**WORK INSTRUCTION:** Compute how many lines in the data below contain "this"; answer only with that number.
★ ★ ★
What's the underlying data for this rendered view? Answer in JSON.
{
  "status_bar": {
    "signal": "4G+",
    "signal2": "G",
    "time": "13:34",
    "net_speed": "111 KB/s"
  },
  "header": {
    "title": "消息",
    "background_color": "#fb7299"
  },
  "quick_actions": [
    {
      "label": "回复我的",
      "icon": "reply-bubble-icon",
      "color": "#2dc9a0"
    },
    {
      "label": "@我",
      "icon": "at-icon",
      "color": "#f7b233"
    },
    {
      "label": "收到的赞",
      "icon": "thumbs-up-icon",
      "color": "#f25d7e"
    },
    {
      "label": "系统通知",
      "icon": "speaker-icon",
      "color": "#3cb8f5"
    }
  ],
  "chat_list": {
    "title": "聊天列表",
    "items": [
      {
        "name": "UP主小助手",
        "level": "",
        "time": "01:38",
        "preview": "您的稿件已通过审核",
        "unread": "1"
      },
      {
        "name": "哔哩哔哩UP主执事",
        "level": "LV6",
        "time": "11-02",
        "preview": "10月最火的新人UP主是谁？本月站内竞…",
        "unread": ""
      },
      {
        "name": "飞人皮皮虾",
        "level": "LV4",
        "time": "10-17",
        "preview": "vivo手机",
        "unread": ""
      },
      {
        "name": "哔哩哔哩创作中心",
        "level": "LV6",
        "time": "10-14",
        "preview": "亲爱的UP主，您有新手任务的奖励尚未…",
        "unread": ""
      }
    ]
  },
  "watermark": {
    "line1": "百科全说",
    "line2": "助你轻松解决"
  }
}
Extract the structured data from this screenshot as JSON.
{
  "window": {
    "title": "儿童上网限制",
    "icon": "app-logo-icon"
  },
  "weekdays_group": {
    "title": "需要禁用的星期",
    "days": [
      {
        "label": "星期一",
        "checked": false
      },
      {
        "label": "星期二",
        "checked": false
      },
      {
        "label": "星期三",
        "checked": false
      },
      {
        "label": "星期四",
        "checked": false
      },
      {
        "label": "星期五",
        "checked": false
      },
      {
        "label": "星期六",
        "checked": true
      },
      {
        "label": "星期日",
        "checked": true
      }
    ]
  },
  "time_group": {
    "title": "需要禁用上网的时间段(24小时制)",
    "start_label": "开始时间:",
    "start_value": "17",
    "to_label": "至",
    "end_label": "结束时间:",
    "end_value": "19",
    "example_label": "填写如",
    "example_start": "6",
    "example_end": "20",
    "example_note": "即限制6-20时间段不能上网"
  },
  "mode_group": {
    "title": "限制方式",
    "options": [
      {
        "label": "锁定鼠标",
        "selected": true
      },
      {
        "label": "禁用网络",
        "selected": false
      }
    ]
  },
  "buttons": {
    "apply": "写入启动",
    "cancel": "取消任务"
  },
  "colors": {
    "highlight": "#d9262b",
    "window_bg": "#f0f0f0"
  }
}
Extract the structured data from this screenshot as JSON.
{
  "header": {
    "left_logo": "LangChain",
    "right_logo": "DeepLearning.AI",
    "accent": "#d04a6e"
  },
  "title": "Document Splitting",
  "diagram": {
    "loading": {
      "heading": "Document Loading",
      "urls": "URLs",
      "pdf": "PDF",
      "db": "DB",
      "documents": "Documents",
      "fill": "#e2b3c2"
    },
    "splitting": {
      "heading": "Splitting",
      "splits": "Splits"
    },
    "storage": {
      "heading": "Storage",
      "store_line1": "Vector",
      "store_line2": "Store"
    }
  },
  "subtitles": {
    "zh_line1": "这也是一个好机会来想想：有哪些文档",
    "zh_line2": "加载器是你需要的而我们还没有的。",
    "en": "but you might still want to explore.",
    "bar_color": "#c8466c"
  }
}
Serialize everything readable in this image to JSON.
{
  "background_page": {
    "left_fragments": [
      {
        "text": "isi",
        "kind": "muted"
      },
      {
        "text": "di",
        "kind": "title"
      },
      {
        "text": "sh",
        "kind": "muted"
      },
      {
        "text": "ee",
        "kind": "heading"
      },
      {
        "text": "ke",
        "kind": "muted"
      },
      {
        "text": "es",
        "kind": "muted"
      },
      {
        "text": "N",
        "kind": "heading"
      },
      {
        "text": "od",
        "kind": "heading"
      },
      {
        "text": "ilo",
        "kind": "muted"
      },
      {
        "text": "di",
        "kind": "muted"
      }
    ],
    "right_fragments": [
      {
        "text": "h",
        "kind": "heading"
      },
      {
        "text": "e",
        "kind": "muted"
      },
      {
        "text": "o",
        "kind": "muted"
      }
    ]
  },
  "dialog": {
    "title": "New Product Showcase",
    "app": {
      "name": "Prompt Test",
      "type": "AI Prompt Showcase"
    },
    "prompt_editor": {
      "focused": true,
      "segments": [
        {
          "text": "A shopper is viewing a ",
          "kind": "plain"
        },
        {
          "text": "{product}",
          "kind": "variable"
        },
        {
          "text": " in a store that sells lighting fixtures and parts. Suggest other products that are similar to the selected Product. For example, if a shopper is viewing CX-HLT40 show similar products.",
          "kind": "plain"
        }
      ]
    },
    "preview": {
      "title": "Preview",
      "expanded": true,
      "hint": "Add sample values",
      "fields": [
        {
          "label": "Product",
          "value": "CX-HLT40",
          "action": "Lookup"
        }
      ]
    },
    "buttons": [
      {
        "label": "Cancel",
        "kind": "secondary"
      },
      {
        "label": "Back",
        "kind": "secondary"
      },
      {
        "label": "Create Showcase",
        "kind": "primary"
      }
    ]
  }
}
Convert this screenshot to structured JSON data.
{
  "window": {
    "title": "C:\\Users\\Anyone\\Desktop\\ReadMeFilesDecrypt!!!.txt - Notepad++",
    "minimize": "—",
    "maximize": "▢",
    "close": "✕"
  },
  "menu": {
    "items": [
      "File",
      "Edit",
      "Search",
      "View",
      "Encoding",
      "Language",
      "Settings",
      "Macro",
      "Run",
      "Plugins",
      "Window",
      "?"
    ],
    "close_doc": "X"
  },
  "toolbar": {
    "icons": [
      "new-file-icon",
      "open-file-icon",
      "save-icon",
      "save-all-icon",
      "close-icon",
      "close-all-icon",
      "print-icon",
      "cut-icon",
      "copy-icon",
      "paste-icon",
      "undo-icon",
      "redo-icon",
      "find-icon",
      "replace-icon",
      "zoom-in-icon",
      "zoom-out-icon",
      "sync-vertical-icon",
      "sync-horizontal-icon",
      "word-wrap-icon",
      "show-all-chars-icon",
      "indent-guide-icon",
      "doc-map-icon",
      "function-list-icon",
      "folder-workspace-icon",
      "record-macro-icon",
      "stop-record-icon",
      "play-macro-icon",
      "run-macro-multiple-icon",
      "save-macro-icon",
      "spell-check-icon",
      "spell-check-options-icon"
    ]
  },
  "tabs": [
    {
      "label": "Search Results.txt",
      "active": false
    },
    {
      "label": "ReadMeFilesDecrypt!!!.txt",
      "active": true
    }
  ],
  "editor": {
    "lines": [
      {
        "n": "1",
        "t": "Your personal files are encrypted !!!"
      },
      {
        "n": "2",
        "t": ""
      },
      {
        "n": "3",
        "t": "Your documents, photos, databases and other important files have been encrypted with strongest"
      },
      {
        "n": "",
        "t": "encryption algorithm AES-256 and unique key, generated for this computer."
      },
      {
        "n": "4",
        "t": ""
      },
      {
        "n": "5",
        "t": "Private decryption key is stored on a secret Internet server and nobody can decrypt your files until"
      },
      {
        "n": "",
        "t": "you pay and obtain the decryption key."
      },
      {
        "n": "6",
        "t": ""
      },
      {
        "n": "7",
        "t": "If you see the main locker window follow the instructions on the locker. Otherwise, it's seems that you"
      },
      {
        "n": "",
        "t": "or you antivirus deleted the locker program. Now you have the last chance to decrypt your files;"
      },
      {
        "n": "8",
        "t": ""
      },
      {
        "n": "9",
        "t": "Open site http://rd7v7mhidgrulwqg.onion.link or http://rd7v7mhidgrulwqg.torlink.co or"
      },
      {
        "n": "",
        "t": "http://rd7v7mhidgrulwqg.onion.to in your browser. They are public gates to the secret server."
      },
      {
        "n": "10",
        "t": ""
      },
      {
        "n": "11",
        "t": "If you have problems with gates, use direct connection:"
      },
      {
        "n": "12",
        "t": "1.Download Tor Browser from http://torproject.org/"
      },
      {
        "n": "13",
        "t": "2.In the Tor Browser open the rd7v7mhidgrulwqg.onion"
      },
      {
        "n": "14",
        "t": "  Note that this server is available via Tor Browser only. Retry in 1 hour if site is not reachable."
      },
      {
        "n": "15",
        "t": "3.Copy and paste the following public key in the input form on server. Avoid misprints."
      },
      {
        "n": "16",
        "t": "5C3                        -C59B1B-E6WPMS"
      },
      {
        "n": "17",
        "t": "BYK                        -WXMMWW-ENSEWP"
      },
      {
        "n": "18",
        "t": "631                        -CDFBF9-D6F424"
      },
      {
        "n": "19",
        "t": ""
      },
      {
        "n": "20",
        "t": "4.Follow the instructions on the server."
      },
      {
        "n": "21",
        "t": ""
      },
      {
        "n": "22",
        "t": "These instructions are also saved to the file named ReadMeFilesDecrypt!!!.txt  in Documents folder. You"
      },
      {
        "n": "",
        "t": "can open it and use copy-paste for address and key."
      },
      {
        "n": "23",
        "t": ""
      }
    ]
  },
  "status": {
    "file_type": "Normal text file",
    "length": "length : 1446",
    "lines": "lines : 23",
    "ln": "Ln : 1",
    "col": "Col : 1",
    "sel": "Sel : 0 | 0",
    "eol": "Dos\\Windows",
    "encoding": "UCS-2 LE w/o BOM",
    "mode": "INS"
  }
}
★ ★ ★
**OUTPUT OF THE TASK:** 7